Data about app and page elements
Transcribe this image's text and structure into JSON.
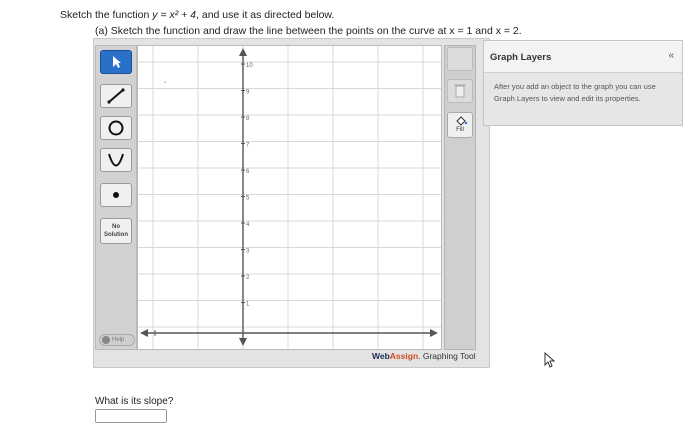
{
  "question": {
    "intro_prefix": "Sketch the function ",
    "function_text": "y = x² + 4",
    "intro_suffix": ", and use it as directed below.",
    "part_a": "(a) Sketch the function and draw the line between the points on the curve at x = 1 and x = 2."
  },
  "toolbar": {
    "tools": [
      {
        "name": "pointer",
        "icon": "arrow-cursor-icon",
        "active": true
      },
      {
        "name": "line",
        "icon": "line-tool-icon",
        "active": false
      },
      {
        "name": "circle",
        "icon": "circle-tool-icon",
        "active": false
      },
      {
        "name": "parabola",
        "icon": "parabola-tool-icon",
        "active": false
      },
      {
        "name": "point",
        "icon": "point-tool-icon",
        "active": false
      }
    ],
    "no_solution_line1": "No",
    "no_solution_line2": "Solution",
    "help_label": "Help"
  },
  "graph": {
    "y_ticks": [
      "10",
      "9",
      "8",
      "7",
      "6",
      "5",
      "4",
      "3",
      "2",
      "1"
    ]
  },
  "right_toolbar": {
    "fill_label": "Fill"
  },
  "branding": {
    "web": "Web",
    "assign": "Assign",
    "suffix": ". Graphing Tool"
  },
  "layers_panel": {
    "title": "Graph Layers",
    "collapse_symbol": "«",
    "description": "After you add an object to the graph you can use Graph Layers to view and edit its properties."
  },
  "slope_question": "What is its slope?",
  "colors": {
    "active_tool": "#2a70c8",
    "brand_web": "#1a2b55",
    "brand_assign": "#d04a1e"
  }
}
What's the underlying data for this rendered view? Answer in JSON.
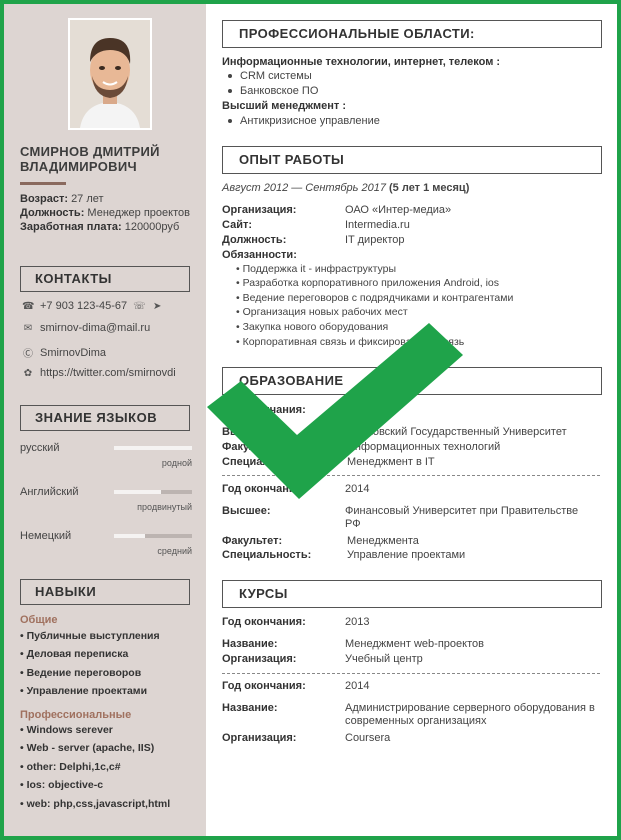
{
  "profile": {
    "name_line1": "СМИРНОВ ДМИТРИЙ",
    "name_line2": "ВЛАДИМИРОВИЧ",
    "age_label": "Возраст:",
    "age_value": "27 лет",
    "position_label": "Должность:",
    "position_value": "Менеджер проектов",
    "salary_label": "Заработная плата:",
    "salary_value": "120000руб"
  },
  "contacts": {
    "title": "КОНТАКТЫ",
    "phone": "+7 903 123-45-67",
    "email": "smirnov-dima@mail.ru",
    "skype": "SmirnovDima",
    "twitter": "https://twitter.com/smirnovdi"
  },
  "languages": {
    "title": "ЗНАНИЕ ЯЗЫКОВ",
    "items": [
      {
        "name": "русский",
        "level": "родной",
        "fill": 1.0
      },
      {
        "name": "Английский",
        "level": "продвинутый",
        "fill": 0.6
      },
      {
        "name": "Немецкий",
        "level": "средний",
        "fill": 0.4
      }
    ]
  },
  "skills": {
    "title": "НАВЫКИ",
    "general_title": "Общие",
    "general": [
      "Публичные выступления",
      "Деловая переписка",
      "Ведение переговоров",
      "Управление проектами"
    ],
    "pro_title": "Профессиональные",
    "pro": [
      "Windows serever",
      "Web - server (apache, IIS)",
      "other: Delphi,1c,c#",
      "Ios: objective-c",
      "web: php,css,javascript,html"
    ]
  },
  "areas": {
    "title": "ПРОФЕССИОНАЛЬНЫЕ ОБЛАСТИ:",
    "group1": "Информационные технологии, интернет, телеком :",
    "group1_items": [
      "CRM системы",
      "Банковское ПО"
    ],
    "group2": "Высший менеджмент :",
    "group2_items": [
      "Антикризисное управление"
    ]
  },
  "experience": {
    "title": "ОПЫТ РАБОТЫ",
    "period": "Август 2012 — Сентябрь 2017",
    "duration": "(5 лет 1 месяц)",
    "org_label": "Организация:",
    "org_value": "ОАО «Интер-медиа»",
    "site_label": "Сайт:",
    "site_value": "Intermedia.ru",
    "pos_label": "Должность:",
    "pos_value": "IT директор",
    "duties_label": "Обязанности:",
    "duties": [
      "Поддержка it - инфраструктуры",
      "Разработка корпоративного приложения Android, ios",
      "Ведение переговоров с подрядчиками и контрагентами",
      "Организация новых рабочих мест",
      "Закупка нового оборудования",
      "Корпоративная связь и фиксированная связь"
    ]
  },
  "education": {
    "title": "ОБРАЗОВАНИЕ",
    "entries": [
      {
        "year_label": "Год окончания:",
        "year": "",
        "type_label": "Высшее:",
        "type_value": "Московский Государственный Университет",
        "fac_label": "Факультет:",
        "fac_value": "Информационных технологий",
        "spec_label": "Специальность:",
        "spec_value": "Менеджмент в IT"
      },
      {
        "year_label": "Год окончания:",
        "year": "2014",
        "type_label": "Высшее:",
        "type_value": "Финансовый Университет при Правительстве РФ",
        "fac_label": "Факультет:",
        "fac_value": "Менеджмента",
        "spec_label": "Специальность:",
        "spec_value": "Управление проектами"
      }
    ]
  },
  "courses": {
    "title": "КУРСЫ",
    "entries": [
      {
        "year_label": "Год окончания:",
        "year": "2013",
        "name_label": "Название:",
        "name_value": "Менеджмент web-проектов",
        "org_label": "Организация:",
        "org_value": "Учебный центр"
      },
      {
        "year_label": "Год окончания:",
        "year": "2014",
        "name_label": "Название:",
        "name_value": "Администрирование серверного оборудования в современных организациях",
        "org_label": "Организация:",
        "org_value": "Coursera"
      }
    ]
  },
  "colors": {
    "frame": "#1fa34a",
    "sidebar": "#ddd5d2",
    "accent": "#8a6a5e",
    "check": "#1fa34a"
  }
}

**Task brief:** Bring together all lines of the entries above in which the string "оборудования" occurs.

**Result below:**
      "Закупка нового оборудования",
        "name_value": "Администрирование серверного оборудования в современных организациях",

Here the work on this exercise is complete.